* Senate Bill 3411 was introduced in mid February. From its synopsis…
Provides that a county or municipality may not require a law enforcement officer to issue a specific number of citations or warnings within a designated period of time. Provides that a county or municipality may not, for purposes of evaluating a law enforcement officer’s job performance, compare the number of citations or warnings issued by the law enforcement officer to the number of citations or warnings issued by any other law enforcement officer who has similar job duties.
* The bill has eleven bipartisan co-sponsors (including Sen. Kirk Dillard), but the Illinois Association of Chiefs of Police pushed back hard…
The Illinois Association of Chiefs of Police is concerned about the negative impact on public safety that is likely to result if Illinois Senate Bill 3411 (SB 3411) is passed. While law enforcement executives strongly agree with eliminating the imposition of arbitrary traffic ticket quotas, the bill would also eliminate vital data-driven performance measures used to assist in the performance appraisal of police officers. Under the provisions of this bill, Illinois would stand to lose millions of dollars in federal highway traffic safety funding for DUI saturation patrols, restraint enforcement details and speed reduction campaigns.

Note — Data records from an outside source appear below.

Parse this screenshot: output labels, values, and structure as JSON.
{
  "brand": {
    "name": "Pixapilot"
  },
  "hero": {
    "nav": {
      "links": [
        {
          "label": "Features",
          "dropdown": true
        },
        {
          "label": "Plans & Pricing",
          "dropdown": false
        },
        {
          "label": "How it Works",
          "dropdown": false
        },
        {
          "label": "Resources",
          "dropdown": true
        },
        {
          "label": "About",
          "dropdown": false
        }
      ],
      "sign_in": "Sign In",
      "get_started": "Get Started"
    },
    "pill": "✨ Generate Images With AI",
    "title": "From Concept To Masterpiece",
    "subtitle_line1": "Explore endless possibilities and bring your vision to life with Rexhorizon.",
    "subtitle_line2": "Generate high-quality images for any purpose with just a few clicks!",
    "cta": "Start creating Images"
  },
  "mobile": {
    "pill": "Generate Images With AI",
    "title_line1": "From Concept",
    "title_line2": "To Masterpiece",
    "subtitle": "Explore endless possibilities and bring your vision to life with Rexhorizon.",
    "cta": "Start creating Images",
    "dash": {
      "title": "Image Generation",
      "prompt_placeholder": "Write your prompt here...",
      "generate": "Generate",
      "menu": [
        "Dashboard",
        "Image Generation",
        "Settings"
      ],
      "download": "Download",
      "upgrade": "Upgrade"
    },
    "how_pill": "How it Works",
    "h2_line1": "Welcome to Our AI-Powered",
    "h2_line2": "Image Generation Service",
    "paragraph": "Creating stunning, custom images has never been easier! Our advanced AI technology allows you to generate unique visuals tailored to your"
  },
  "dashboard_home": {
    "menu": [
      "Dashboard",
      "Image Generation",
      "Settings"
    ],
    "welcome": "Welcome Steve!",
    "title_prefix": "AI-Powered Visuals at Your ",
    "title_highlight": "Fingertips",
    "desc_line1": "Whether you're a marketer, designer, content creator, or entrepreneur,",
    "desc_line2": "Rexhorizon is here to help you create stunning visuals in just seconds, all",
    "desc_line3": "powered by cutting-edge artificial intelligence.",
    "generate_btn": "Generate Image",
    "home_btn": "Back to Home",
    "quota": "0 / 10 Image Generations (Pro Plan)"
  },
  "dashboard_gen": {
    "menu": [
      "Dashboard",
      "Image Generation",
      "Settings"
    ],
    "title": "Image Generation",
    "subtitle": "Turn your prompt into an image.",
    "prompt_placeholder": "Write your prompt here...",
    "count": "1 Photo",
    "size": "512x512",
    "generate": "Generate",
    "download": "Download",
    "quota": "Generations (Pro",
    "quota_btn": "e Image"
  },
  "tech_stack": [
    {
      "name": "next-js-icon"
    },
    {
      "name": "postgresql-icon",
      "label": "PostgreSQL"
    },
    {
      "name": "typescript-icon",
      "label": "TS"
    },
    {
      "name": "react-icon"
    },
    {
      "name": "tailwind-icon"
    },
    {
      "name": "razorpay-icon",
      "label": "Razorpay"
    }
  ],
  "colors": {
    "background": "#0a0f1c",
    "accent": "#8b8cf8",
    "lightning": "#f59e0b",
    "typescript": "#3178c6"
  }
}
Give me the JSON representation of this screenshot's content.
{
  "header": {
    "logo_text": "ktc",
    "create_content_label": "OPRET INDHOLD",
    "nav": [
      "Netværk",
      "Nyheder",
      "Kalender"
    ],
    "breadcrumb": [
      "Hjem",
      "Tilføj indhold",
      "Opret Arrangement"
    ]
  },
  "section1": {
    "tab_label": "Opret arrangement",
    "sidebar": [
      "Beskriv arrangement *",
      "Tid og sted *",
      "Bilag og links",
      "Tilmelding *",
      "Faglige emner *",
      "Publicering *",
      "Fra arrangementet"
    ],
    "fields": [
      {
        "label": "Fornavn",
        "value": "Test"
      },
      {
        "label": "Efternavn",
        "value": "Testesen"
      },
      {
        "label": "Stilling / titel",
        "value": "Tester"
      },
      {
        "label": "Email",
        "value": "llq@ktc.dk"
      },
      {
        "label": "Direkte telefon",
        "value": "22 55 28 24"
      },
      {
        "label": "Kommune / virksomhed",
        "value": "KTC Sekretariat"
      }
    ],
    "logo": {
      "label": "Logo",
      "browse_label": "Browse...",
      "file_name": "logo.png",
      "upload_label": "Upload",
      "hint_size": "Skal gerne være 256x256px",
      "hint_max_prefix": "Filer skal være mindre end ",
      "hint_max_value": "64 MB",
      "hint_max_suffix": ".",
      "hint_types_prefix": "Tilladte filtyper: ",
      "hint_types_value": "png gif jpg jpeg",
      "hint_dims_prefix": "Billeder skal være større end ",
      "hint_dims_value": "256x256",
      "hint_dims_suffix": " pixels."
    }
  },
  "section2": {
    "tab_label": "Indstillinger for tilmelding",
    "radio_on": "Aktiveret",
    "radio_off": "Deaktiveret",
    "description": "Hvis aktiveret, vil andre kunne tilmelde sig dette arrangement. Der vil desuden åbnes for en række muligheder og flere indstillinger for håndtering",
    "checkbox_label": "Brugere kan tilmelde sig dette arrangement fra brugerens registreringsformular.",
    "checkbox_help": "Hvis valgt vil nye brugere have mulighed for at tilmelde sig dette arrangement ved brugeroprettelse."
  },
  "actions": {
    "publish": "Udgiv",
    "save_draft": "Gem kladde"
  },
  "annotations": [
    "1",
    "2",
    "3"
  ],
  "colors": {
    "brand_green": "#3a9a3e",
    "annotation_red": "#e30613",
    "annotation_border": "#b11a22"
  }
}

If the bill passes, for example, an officer who refuses to make DUI arrests or who doesn’t write a ticket to a motorist for passing a stopped school bus could not be disciplined or have it documented in their performance evaluation. SB 3411 would intrude on the management rights of local law enforcement executives to decide what is in their communities’ best interests. Police Chiefs would lose their means to properly supervise officers using objective data that demonstrates that officers are meeting the expectations set by our communities.
* So an amendment was filed. The amendment expands the idea to the Illinois State Police and the state Conservation Police and adds this language which appears to address at least some of the chiefs’ complaints…
This [ticket quota] prohibition shall not affect the conditions of any federal or State grants or funds awarded to the municipality and used to fund traffic enforcement programs. […]
Nothing in this Section shall prohibit a municipality from evaluating a police officer based on the police officer’s points of contact.
For the purposes of this Section, “points of contact” means any quantifiable contact made in the furtherance of the police officer’s duties including, but not limited to, the number of traffic stops completed, arrests, written warnings, and crime prevention measures. Points of contact shall not include either the issuance of citations or the number of citations issued by a police officer.